So I got round to seeing the oft-maligned Beryl Cook exhibition at the BALTIC on Sunday. A lot of the controversy has surrounded this in the local and national press as the exhibition of populist, commercial art at a venue like the BALTIC is deemed inappropriate.
Cook isn’t really my cup of tea I admit. There’s no doubting that there’s something engaging about the work and I admit that it was a reasonable enough diversion. Interestingly it’s the busiest I have ever seen the Baltic – especially on a Sunday afternoon, which I think says something about both Cook and the BALTIC.
So what, there was something popular on in an art gallery. I like my contemporary art as much as the next man, but I didn’t feel mortally offended by the inclusion of Cook. The exhibition was well lit, had a good number of paintings, some of which I recognised. A couple of things struck me though. Cook is often listed as painting ‘fat people’ a label which even makes it into her (desperately needing edits) Wikipedia article. After seeing this exhibition, I don’t think she paints fat people at all, I think she just paints people, who in her rather cartoonish style, appear to be overweight. It’s like suggesting the Simpsons is about ‘yellow people’ really. The other thing that struck me was she’s really rather adept at catching facial expressions, but not consistently. The pictures I found most interesting were the ones with the most intriguing expressions, and I feel that the lack of this in some of her works makes it easy to dismiss her as some pictures really do lack (to me) a certain depth.
Did a quick tour of some of the rest of the BALTIC, mainly to revisit the completely awesome Freakshow exhibit. My two favourite items from that show are on this page.

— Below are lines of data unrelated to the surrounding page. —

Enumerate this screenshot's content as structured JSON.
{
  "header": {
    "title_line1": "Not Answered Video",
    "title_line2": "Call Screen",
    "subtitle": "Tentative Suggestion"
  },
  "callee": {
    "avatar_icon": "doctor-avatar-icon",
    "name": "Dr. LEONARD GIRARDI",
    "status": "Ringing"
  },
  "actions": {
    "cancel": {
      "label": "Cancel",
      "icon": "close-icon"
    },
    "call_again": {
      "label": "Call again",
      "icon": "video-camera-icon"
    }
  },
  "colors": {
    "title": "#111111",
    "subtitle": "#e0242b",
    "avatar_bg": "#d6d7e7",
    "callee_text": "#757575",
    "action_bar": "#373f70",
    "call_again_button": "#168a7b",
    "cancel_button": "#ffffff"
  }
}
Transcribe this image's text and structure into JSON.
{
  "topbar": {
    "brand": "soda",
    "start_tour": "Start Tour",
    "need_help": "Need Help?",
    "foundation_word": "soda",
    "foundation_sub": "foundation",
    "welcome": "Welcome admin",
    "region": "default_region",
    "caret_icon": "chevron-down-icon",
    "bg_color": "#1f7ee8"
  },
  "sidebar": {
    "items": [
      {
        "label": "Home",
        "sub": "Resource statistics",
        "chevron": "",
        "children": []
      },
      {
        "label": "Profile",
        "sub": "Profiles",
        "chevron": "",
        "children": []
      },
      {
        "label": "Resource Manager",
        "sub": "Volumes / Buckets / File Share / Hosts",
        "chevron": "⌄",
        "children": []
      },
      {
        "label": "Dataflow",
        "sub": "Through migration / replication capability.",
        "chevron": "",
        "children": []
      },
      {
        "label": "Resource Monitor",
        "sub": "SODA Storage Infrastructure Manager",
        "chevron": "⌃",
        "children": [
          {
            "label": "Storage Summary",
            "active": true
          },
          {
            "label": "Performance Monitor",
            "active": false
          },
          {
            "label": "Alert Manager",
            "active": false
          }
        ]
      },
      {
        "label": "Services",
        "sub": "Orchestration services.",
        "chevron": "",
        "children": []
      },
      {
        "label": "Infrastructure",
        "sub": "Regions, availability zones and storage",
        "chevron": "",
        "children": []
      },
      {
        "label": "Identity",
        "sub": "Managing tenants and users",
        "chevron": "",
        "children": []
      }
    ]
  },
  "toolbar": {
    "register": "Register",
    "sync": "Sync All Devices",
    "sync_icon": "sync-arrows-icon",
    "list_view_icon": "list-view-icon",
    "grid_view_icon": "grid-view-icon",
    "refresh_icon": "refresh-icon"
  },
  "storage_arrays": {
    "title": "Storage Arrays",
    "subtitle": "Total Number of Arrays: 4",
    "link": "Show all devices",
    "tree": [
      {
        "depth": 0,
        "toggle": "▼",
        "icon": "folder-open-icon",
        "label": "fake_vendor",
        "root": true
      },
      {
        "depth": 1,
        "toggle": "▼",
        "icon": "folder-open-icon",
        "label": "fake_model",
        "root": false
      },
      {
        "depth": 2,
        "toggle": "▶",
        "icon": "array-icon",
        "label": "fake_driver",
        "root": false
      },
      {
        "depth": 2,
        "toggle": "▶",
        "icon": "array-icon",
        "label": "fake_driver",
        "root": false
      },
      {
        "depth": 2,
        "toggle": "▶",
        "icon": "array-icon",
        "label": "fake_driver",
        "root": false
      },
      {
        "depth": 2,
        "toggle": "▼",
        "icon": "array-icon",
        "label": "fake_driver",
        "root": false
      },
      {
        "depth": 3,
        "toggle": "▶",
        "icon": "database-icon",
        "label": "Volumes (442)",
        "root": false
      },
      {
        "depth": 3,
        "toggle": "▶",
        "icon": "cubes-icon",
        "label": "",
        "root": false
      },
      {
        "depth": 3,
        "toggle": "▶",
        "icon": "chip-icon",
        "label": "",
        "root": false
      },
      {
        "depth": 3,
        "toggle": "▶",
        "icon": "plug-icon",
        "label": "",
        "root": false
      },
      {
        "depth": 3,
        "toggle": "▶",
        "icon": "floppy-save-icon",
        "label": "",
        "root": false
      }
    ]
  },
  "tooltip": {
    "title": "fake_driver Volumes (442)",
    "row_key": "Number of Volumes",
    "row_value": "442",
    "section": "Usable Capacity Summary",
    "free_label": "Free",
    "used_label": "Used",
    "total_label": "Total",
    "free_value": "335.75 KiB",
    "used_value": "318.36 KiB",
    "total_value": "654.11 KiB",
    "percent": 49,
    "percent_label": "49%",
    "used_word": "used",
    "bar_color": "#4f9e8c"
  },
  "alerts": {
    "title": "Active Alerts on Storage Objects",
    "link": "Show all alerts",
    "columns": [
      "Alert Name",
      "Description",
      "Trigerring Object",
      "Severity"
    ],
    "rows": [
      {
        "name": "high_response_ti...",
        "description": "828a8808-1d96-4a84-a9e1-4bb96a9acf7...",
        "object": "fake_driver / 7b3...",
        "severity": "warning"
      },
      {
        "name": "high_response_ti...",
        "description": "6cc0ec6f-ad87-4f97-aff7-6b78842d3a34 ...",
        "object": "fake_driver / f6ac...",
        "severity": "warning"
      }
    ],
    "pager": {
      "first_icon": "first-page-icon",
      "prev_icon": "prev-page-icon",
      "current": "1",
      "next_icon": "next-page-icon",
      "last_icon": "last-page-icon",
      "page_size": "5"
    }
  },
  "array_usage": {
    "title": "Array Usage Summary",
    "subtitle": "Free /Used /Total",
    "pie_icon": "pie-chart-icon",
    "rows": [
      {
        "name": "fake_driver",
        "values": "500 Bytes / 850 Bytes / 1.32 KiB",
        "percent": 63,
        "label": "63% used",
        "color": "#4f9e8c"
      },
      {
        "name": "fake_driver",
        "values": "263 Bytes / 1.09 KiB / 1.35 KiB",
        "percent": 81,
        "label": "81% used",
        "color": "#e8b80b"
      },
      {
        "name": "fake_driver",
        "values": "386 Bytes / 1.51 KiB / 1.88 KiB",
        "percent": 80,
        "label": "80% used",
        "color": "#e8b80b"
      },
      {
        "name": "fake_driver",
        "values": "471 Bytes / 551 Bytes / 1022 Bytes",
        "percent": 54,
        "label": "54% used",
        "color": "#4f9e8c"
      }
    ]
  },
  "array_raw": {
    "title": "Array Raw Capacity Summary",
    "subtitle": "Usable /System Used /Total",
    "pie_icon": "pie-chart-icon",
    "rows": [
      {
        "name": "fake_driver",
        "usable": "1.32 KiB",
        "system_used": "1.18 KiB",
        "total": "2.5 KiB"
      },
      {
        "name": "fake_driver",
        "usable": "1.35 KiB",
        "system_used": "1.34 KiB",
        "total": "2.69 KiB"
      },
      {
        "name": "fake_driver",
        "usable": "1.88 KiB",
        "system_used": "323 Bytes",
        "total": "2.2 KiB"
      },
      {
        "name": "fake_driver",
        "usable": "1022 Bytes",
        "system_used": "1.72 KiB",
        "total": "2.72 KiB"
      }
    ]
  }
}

The jaw line of that cat skeleton is 6 feet off the ground, it’s an excellent and imposing piece and I will miss it when it’s gone.
All change at the BALTIC in September, I can’t wait. It’s still my favourite place to be in NewcastleGateshead.